Tuesday, September 06, 2011
The 10th anniversary of the Sept. 11, 2001 terrorist attacks may cause anxiety or stress for many Americans, especially those who witnessed the destruction first hand or who lost a loved one. The anniversary of the attacks may also cause anxiety for other children who have experienced other losses or stressors in their lives, even if unrelated to the events of 9/11. During this time, it’s likely that the news media will show many images of the attacks, which could trigger difficult emotions for some children and adults alike.
Adults often do not know how to talk with children about the way the children are feeling related to these events.

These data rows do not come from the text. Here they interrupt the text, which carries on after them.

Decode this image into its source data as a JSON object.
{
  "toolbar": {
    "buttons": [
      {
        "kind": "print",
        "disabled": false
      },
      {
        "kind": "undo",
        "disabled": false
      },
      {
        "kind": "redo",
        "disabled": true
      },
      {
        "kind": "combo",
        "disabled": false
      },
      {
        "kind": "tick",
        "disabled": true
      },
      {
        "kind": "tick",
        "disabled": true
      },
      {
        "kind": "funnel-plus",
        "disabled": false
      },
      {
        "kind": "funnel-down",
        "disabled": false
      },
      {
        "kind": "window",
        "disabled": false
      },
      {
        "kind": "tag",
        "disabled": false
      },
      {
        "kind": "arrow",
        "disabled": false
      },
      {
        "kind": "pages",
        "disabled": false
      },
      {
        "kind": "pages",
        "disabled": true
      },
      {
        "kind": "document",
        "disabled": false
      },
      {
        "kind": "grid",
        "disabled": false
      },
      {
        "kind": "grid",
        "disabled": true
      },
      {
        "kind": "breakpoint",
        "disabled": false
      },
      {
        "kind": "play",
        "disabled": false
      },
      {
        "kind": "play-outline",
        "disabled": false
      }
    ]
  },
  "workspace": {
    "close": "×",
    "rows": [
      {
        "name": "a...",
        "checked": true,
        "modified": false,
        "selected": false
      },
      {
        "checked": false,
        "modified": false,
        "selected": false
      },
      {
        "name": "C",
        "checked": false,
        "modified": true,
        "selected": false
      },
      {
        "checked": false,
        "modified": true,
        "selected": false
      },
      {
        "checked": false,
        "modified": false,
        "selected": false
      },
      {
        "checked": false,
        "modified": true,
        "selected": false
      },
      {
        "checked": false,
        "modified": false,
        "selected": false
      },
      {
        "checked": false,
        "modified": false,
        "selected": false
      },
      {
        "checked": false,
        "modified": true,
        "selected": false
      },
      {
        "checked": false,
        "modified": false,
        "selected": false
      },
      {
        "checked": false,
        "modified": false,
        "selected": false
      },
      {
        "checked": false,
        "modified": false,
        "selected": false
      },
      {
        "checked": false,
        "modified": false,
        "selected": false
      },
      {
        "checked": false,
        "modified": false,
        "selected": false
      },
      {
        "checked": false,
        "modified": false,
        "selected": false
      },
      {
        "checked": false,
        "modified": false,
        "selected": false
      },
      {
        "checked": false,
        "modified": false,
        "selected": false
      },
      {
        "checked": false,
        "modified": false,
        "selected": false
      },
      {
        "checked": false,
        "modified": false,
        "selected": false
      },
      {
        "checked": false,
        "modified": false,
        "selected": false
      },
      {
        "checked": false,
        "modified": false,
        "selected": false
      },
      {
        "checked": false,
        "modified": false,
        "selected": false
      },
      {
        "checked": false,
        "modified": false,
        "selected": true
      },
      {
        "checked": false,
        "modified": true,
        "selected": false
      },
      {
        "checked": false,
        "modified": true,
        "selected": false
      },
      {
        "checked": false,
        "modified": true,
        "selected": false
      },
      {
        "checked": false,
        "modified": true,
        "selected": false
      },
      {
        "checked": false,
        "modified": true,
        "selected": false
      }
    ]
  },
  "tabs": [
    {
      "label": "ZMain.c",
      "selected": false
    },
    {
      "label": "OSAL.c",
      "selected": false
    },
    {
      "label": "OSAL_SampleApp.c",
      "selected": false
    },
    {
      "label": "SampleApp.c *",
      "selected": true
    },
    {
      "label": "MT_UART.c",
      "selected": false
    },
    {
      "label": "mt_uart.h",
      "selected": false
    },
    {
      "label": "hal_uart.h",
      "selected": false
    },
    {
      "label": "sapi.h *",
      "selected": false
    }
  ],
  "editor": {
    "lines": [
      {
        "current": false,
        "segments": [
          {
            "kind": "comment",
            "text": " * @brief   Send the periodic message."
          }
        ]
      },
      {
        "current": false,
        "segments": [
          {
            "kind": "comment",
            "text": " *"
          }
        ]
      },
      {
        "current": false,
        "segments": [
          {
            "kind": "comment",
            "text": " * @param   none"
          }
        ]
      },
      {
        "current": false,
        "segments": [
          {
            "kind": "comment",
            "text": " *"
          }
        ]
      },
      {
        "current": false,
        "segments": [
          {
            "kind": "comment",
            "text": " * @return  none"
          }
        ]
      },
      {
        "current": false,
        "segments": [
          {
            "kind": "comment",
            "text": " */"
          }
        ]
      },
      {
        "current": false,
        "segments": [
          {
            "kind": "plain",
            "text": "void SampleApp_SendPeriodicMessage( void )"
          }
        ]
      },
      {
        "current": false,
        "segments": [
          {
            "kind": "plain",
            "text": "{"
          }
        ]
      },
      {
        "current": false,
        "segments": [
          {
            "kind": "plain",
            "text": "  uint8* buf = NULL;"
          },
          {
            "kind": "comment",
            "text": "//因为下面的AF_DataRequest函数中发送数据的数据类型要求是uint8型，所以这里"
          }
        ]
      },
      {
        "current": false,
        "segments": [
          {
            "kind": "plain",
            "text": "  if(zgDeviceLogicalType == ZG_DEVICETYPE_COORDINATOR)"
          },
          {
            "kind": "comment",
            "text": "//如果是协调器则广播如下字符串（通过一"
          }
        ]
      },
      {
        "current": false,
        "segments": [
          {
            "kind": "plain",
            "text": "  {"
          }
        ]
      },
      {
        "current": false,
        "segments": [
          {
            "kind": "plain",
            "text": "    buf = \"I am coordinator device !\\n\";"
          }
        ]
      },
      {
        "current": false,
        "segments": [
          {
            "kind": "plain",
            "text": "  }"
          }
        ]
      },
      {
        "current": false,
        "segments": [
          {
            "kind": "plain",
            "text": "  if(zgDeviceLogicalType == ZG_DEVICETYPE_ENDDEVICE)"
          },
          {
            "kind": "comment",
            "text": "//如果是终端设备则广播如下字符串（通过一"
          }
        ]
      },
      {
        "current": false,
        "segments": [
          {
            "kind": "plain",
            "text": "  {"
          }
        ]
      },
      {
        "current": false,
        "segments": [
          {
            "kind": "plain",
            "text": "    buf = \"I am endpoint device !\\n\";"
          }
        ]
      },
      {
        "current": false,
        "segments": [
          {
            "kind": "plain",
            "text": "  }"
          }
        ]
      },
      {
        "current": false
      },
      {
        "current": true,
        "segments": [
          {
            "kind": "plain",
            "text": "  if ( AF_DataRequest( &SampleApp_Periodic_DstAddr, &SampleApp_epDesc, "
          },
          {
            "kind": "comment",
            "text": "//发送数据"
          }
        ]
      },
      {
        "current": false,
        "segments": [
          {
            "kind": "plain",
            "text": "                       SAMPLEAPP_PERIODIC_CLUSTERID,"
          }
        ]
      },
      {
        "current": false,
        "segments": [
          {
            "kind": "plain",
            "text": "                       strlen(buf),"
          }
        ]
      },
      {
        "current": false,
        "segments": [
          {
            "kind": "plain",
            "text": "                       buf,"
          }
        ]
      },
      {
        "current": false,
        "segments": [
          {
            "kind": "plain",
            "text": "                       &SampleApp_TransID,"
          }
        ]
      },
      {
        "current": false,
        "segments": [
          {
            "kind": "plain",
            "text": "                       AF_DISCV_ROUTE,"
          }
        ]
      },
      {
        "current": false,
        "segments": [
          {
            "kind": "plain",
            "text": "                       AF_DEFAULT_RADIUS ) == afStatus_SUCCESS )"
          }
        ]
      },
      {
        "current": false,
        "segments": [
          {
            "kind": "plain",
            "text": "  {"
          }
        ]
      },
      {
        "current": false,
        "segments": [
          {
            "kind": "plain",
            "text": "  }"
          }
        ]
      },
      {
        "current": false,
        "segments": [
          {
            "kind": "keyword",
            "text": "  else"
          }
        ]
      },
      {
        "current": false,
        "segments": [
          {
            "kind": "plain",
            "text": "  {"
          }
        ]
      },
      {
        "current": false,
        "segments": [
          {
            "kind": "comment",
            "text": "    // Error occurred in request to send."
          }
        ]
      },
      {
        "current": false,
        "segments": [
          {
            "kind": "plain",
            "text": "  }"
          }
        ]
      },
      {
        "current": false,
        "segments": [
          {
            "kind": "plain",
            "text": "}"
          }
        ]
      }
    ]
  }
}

David Schonfeld, MD, Director, Division of Developmental and Behavioral Pediatrics at Cincinnati Children's Hospital Medical Center and Director, National Center for School Crisis and Bereavement and Robin Gurwitch, Ph.D., Program Coordinator, National School Crisis and Bereavement, Cincinnati Children’s Hospital Medical Center give the following tips on what adults can do as the anniversary of 9/11 approaches and how adults can talk to children about the anniversary.
For more information about how adults can talk to children about the anniversary of 9/11, please visit the American Psychological Association’s web site at www.apa.org.
The National Center for School Crisis and Bereavement (NCSCB) was established in 2005 with funding from the September 11th Children's Fund and National Philanthropic Trust and now partially supported with funding from the New York Life Foundation. The goal of NCSCB is to promote an appreciation of the role schools can serve to support students, staff, and families at times of crisis and loss; enhance the training of individuals in school-related professional education programs in the areas of crisis and loss; collaborate with professional organizations, agencies, and community groups to further help students, staff, and families at times of crisis and loss; and serve as a resource for information, training materials, consultation, and technical assistance.
Cincinnati Children's Hospital Medical Center ranks third in the nation among all Honor Roll hospitals in U.S. News and World Report's 2011 Best Children's Hospitals ranking. It is ranked #1 for gastroenterology and in the top 10 for all pediatric specialties - a distinction shared by only two other pediatric hospitals in the United States. Cincinnati Children's is one of the top two recipients of pediatric research grants from the National Institutes of Health. It is internationally recognized for improving child health and transforming delivery of care through fully integrated, globally recognized research, education and innovation. Additional information can be found at www.cincinnatichildrens.org